## Aim of the task
Extract all of the entries and give them again, word for word.

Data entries
──────────────────────────────
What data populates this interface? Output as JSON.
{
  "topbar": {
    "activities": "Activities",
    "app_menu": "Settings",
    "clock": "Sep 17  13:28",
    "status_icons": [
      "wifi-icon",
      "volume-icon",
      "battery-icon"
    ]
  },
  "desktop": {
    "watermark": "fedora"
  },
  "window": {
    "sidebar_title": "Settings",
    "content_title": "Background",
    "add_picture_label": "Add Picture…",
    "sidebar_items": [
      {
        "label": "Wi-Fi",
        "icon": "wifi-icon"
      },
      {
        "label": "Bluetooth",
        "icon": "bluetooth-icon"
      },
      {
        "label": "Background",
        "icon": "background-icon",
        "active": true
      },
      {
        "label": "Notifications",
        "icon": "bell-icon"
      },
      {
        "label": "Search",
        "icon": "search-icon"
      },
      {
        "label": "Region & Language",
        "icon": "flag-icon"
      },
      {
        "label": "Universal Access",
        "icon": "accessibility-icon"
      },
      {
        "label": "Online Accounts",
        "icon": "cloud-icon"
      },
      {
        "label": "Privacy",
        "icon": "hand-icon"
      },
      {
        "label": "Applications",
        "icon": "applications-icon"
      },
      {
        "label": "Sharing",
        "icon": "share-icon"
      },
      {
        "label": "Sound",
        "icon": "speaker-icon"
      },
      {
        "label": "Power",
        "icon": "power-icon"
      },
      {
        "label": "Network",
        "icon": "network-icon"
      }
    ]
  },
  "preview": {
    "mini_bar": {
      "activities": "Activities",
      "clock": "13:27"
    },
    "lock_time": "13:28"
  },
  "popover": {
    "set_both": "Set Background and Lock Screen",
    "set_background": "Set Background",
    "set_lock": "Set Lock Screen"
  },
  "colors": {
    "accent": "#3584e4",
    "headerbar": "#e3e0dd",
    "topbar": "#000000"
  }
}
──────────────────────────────
## Result below
What data populates this interface? Output as JSON.
{
  "topbar": {
    "activities": "Activities",
    "app_menu": "Settings",
    "clock": "Sep 17  13:28",
    "status_icons": [
      "wifi-icon",
      "volume-icon",
      "battery-icon"
    ]
  },
  "desktop": {
    "watermark": "fedora"
  },
  "window": {
    "sidebar_title": "Settings",
    "content_title": "Background",
    "add_picture_label": "Add Picture…",
    "sidebar_items": [
      {
        "label": "Wi-Fi",
        "icon": "wifi-icon"
      },
      {
        "label": "Bluetooth",
        "icon": "bluetooth-icon"
      },
      {
        "label": "Background",
        "icon": "background-icon",
        "active": true
      },
      {
        "label": "Notifications",
        "icon": "bell-icon"
      },
      {
        "label": "Search",
        "icon": "search-icon"
      },
      {
        "label": "Region & Language",
        "icon": "flag-icon"
      },
      {
        "label": "Universal Access",
        "icon": "accessibility-icon"
      },
      {
        "label": "Online Accounts",
        "icon": "cloud-icon"
      },
      {
        "label": "Privacy",
        "icon": "hand-icon"
      },
      {
        "label": "Applications",
        "icon": "applications-icon"
      },
      {
        "label": "Sharing",
        "icon": "share-icon"
      },
      {
        "label": "Sound",
        "icon": "speaker-icon"
      },
      {
        "label": "Power",
        "icon": "power-icon"
      },
      {
        "label": "Network",
        "icon": "network-icon"
      }
    ]
  },
  "preview": {
    "mini_bar": {
      "activities": "Activities",
      "clock": "13:27"
    },
    "lock_time": "13:28"
  },
  "popover": {
    "set_both": "Set Background and Lock Screen",
    "set_background": "Set Background",
    "set_lock": "Set Lock Screen"
  },
  "colors": {
    "accent": "#3584e4",
    "headerbar": "#e3e0dd",
    "topbar": "#000000"
  }
}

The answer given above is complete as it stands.